■ **THE TASK**:
Return each of the entries below precisely, with no pictures in the result.

■ **RECORDS FOR THE TASK**:
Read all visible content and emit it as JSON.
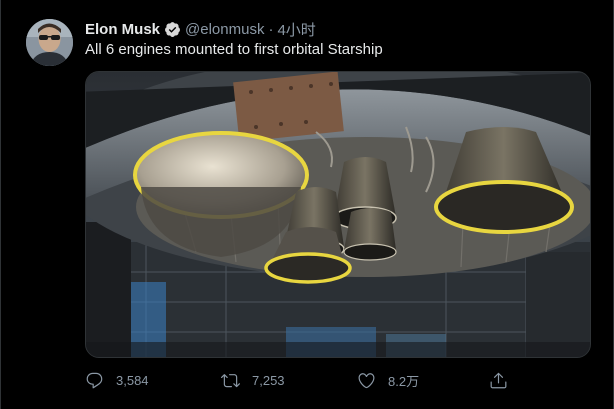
{
  "tweet": {
    "author_name": "Elon Musk",
    "handle": "@elonmusk",
    "separator": "·",
    "time": "4小时",
    "text": "All 6 engines mounted to first orbital Starship",
    "media_description_icon": "rocket-engines-photo"
  },
  "actions": {
    "reply_count": "3,584",
    "retweet_count": "7,253",
    "like_count": "8.2万"
  },
  "colors": {
    "background": "#000000",
    "text_primary": "#e7e9ea",
    "text_secondary": "#8b98a5",
    "verified": "#1d9bf0",
    "engine_ring": "#e8d640"
  }
}
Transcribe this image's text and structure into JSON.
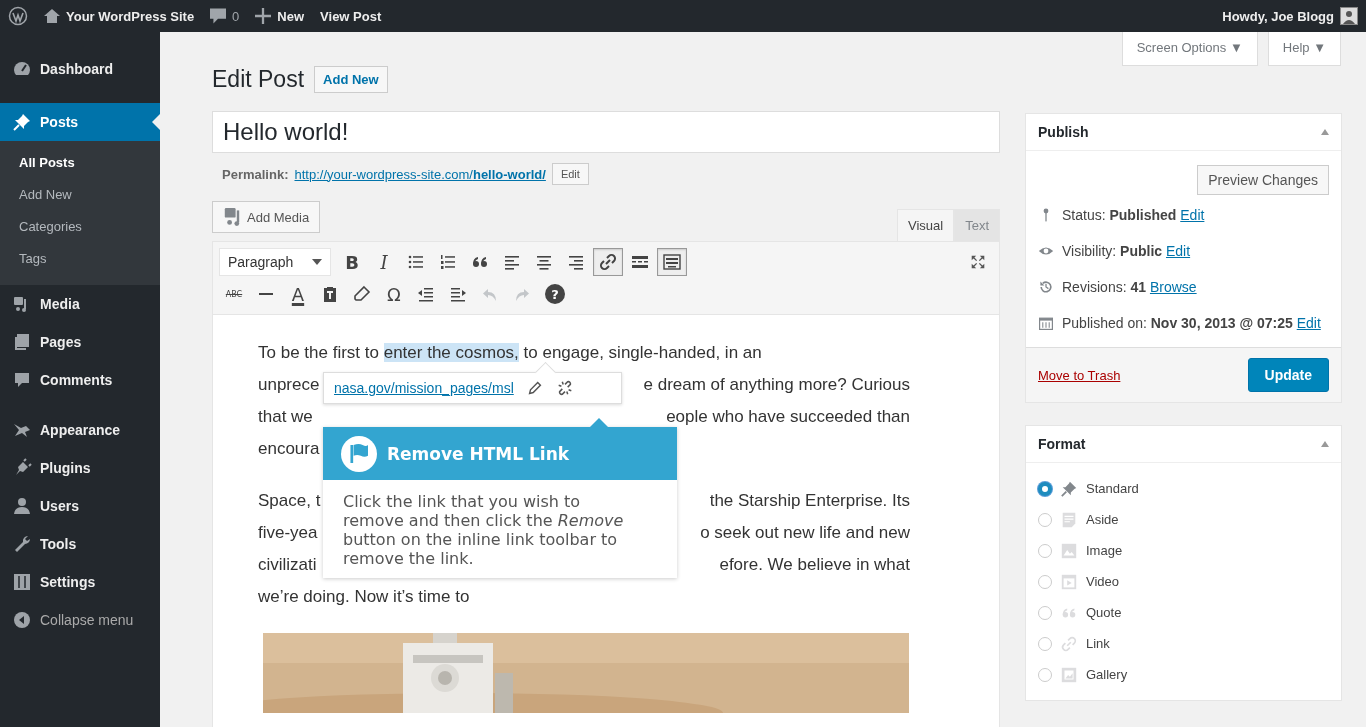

■ **RESULT FOR THIS TASK**:
Read all visible content and emit it as JSON.
{
  "tweet": {
    "author_name": "Elon Musk",
    "handle": "@elonmusk",
    "separator": "·",
    "time": "4小时",
    "text": "All 6 engines mounted to first orbital Starship",
    "media_description_icon": "rocket-engines-photo"
  },
  "actions": {
    "reply_count": "3,584",
    "retweet_count": "7,253",
    "like_count": "8.2万"
  },
  "colors": {
    "background": "#000000",
    "text_primary": "#e7e9ea",
    "text_secondary": "#8b98a5",
    "verified": "#1d9bf0",
    "engine_ring": "#e8d640"
  }
}
Transcribe this image's text and structure into JSON.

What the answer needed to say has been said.